— TO DO —
Only an exact copy of the entries will serve as the answer.

Top of DATA TO EXAMINE

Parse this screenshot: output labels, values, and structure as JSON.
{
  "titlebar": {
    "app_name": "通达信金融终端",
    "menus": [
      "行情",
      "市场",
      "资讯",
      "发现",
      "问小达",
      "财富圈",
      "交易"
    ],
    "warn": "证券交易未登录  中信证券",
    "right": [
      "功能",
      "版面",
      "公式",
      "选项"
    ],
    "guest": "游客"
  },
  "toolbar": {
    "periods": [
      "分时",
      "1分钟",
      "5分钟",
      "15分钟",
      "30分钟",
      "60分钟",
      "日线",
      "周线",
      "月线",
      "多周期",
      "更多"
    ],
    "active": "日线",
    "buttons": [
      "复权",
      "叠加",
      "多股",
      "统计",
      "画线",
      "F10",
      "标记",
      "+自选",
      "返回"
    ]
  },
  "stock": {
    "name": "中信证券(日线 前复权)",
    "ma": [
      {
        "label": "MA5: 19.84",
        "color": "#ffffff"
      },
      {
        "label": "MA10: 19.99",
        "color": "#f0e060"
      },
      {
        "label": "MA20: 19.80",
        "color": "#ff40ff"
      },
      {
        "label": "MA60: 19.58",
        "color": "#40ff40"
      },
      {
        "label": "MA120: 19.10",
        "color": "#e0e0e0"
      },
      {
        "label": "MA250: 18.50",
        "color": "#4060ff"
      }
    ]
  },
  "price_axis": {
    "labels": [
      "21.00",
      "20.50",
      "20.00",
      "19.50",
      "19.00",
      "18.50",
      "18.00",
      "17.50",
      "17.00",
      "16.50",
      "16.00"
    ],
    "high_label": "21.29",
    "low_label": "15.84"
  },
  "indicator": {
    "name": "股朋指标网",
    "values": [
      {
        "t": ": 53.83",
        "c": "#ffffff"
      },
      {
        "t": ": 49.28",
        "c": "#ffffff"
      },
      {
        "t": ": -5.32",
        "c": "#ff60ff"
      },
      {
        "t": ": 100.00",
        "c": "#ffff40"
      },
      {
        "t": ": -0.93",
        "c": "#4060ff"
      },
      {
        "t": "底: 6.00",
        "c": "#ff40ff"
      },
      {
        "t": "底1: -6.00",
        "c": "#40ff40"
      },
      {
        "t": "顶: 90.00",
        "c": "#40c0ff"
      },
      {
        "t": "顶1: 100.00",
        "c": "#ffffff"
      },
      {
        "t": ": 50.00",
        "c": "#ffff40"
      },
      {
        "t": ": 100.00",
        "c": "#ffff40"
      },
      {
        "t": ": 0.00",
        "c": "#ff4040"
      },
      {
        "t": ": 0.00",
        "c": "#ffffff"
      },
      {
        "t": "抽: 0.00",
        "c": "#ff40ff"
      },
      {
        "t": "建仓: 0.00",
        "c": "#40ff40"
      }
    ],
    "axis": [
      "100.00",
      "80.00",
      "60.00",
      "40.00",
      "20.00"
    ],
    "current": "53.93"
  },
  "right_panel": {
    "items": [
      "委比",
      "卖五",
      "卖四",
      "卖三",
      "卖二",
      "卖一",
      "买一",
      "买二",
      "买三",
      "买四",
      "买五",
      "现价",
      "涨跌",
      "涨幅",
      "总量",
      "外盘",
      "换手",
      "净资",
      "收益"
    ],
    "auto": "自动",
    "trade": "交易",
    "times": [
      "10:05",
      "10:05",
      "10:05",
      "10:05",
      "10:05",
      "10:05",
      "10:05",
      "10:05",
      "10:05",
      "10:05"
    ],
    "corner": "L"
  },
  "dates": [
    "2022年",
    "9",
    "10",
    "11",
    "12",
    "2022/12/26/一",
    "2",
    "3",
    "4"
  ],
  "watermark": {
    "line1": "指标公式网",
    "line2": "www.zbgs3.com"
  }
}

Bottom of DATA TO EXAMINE

— REPLY —
Parse this screenshot: output labels, values, and structure as JSON.
{
  "titlebar": {
    "app_name": "通达信金融终端",
    "menus": [
      "行情",
      "市场",
      "资讯",
      "发现",
      "问小达",
      "财富圈",
      "交易"
    ],
    "warn": "证券交易未登录  中信证券",
    "right": [
      "功能",
      "版面",
      "公式",
      "选项"
    ],
    "guest": "游客"
  },
  "toolbar": {
    "periods": [
      "分时",
      "1分钟",
      "5分钟",
      "15分钟",
      "30分钟",
      "60分钟",
      "日线",
      "周线",
      "月线",
      "多周期",
      "更多"
    ],
    "active": "日线",
    "buttons": [
      "复权",
      "叠加",
      "多股",
      "统计",
      "画线",
      "F10",
      "标记",
      "+自选",
      "返回"
    ]
  },
  "stock": {
    "name": "中信证券(日线 前复权)",
    "ma": [
      {
        "label": "MA5: 19.84",
        "color": "#ffffff"
      },
      {
        "label": "MA10: 19.99",
        "color": "#f0e060"
      },
      {
        "label": "MA20: 19.80",
        "color": "#ff40ff"
      },
      {
        "label": "MA60: 19.58",
        "color": "#40ff40"
      },
      {
        "label": "MA120: 19.10",
        "color": "#e0e0e0"
      },
      {
        "label": "MA250: 18.50",
        "color": "#4060ff"
      }
    ]
  },
  "price_axis": {
    "labels": [
      "21.00",
      "20.50",
      "20.00",
      "19.50",
      "19.00",
      "18.50",
      "18.00",
      "17.50",
      "17.00",
      "16.50",
      "16.00"
    ],
    "high_label": "21.29",
    "low_label": "15.84"
  },
  "indicator": {
    "name": "股朋指标网",
    "values": [
      {
        "t": ": 53.83",
        "c": "#ffffff"
      },
      {
        "t": ": 49.28",
        "c": "#ffffff"
      },
      {
        "t": ": -5.32",
        "c": "#ff60ff"
      },
      {
        "t": ": 100.00",
        "c": "#ffff40"
      },
      {
        "t": ": -0.93",
        "c": "#4060ff"
      },
      {
        "t": "底: 6.00",
        "c": "#ff40ff"
      },
      {
        "t": "底1: -6.00",
        "c": "#40ff40"
      },
      {
        "t": "顶: 90.00",
        "c": "#40c0ff"
      },
      {
        "t": "顶1: 100.00",
        "c": "#ffffff"
      },
      {
        "t": ": 50.00",
        "c": "#ffff40"
      },
      {
        "t": ": 100.00",
        "c": "#ffff40"
      },
      {
        "t": ": 0.00",
        "c": "#ff4040"
      },
      {
        "t": ": 0.00",
        "c": "#ffffff"
      },
      {
        "t": "抽: 0.00",
        "c": "#ff40ff"
      },
      {
        "t": "建仓: 0.00",
        "c": "#40ff40"
      }
    ],
    "axis": [
      "100.00",
      "80.00",
      "60.00",
      "40.00",
      "20.00"
    ],
    "current": "53.93"
  },
  "right_panel": {
    "items": [
      "委比",
      "卖五",
      "卖四",
      "卖三",
      "卖二",
      "卖一",
      "买一",
      "买二",
      "买三",
      "买四",
      "买五",
      "现价",
      "涨跌",
      "涨幅",
      "总量",
      "外盘",
      "换手",
      "净资",
      "收益"
    ],
    "auto": "自动",
    "trade": "交易",
    "times": [
      "10:05",
      "10:05",
      "10:05",
      "10:05",
      "10:05",
      "10:05",
      "10:05",
      "10:05",
      "10:05",
      "10:05"
    ],
    "corner": "L"
  },
  "dates": [
    "2022年",
    "9",
    "10",
    "11",
    "12",
    "2022/12/26/一",
    "2",
    "3",
    "4"
  ],
  "watermark": {
    "line1": "指标公式网",
    "line2": "www.zbgs3.com"
  }
}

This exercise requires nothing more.